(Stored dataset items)
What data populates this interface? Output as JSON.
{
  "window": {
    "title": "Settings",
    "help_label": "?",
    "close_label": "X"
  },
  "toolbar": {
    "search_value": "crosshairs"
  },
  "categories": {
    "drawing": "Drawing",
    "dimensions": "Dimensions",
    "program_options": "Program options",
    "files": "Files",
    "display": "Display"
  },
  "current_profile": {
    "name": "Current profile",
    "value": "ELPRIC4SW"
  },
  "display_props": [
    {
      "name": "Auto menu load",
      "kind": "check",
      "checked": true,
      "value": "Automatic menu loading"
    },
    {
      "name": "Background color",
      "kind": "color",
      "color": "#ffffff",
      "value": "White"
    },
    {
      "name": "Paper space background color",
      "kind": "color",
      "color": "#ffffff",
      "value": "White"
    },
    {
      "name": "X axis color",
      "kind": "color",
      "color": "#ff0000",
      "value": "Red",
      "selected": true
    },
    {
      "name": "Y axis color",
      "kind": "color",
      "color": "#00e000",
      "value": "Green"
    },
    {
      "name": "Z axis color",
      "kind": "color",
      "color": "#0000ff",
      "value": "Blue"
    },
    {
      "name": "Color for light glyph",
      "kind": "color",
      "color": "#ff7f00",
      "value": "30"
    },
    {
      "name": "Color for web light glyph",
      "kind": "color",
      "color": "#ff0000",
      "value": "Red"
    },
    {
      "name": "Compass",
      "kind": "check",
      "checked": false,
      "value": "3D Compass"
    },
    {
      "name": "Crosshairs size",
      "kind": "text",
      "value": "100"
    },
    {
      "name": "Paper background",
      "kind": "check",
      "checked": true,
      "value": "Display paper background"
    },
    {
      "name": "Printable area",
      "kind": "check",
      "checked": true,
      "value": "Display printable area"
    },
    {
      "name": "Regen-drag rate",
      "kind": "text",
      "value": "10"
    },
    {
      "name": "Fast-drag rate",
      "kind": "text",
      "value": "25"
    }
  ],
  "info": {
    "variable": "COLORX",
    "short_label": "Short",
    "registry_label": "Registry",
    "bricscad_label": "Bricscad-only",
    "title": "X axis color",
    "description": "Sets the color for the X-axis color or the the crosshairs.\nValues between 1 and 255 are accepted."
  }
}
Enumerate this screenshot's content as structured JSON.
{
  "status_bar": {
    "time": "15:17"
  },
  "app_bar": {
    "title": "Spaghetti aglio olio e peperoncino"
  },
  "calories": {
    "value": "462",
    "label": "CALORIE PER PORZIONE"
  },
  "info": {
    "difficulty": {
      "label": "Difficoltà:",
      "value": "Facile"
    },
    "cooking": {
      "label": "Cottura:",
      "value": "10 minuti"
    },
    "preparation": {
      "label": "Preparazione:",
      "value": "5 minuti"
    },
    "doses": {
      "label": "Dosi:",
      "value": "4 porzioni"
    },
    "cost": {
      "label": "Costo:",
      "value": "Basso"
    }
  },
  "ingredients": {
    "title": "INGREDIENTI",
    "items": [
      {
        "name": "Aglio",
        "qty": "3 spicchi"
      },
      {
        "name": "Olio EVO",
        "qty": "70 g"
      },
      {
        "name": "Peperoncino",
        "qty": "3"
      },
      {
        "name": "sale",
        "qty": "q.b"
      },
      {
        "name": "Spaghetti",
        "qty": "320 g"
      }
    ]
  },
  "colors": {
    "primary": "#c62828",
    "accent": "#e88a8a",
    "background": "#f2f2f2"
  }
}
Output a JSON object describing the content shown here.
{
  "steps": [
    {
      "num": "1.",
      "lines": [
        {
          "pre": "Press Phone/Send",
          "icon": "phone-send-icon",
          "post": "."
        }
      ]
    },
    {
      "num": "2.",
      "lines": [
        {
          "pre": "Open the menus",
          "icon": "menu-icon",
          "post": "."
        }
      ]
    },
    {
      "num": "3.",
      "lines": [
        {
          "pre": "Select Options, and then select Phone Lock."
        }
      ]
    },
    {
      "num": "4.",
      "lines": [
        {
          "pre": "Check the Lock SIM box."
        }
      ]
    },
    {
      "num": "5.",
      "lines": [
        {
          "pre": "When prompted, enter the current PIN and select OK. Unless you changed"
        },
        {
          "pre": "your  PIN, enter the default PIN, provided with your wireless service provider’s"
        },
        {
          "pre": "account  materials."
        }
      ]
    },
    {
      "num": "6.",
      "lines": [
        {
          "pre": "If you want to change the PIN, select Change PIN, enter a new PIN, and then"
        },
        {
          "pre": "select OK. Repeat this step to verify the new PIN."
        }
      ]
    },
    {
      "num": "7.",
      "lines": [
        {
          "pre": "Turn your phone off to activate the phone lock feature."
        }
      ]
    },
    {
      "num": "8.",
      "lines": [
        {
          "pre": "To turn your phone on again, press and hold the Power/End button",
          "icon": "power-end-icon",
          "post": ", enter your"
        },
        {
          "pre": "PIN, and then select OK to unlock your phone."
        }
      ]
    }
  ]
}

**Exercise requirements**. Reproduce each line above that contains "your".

**Written response**.
          "pre": "your  PIN, enter the default PIN, provided with your wireless service provider’s"
          "pre": "Turn your phone off to activate the phone lock feature."
          "pre": "To turn your phone on again, press and hold the Power/End button",
          "post": ", enter your"
          "pre": "PIN, and then select OK to unlock your phone."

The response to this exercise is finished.